The country of 1.3 billion people added a record-high of 261,500 new cases yesterday, with one-in-six people who underwent tests returning positive coronavirus results, the ministry said.
At the start of the year, India thought it had beaten the pandemic and had kicked off a mass vaccination drive. Face masks and social distancing were cast aside and huge crowds flocked to religious festivals and election rallies.
But in hospitals, doctors started warning of a rise in cases, including a new phenomenon -- younger patients -- for a disease usually viewed as riskier for older adults.
In a country where around 65 percent of the population is under 35, there is growing concern about the impact on the young.
Amid shortages of beds, the government yesterday said hospitals usually reserved for employees of ministries or public sector companies should convert some of their wards into Covid-19 facilities equipped with ICU and oxygen-supported beds, ventilators, laboratories and healthcare staff.
The railway ministry said special trains would transport oxygen tankers to needy states.
In the capital New Delhi -- the worst-hit city in India -- 25,500 infections were reported in the past 24 hours.
"The cases are rising very fast," Delhi Chief Minister Arvind Kejriwal said in a video statement. "Only 100 beds left. Even oxygen is in short supply."
Kejriwal said additional beds would be set up at some schools and a sport complex.
In West Bengal state, where an election is being held over several phases with rival parties holding huge rallies, Chief Minister Mamata Banerjee appealed for more oxygen and coronavirus medicines such as remdesivir.

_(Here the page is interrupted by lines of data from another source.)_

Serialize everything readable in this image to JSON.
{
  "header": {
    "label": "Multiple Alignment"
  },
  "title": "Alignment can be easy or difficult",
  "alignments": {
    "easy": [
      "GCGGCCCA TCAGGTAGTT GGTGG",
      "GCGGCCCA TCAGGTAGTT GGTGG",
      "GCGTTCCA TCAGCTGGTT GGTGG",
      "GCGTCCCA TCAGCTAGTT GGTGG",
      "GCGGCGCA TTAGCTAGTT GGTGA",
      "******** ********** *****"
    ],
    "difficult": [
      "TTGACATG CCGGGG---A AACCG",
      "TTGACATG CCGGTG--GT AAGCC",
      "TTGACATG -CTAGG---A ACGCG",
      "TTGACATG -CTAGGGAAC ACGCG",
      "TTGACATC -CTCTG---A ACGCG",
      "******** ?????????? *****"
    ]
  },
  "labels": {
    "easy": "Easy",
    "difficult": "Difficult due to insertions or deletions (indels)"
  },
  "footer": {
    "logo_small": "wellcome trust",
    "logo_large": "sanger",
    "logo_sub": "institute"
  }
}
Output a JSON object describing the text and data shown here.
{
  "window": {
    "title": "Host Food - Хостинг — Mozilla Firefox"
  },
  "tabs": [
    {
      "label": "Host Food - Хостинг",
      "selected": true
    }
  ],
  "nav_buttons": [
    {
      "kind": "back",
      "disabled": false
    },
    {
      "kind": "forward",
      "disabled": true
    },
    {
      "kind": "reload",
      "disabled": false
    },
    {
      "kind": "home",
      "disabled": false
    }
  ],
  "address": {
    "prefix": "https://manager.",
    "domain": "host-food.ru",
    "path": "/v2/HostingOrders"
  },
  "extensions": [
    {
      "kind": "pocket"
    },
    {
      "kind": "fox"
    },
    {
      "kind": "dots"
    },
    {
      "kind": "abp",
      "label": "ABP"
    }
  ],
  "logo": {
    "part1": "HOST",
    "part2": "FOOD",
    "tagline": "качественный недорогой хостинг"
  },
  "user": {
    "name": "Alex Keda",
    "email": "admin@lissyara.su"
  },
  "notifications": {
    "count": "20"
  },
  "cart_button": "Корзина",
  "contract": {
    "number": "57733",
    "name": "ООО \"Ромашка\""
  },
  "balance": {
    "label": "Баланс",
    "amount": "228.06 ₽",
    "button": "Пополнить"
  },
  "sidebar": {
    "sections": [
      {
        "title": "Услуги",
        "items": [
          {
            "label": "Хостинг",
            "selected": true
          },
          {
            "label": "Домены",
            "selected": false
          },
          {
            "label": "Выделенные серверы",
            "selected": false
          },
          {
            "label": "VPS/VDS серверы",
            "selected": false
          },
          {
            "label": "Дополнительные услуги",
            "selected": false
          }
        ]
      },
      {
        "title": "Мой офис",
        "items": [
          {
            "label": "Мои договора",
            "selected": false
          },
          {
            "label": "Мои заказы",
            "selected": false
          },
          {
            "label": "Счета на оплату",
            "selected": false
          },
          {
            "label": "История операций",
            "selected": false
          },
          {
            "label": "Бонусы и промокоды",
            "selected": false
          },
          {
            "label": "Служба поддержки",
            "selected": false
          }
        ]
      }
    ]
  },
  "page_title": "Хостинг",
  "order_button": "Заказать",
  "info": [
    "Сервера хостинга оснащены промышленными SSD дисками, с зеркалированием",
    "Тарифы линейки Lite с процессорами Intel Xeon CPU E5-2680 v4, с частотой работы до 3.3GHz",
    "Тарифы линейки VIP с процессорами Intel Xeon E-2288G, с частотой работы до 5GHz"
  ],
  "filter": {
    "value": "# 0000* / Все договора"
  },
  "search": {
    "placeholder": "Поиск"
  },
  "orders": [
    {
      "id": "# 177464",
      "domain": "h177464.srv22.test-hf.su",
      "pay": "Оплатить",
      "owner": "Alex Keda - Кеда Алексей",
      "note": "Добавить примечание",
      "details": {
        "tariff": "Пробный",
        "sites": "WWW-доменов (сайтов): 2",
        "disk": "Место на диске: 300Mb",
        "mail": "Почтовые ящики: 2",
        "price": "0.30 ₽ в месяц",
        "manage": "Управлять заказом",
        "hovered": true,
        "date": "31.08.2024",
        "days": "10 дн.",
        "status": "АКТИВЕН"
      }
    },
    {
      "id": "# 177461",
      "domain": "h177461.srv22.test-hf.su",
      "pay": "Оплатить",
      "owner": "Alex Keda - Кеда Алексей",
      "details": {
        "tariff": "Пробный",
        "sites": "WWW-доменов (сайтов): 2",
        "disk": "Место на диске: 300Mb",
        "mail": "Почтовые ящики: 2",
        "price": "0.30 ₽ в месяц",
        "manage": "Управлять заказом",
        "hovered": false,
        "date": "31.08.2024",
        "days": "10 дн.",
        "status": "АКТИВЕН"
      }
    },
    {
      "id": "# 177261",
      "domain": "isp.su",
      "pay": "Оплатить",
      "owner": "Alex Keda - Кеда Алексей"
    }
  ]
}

India has administered more than 122 million jabs so far, but the new surge in cases with changes in virus's behavior has alarmed experts.
Kejriwal has said 65 percent of new patients in Delhi are below 45.
India's medical research agency does not have a demographic breakdown of cases, but doctors in major cities confirmed that more young patients are coming to hospitals.
"We are also seeing children under the ages of 12 and 15 being admitted with symptoms in the second wave. Last year there were practically no children," said Khusrav Bajan, a consultant at Mumbai's P.D. Hinduja National Hospital.
In Gujarat state, pulmonologist Amit Dave said young people were experiencing "increased severity" from coronavirus for their lungs, hearts and kidneys.
In the southern IT hub of Bangalore, under-40s made up 58 percent of infections in early April, up from 46 percent last year, data aggregator Covid19india.org said.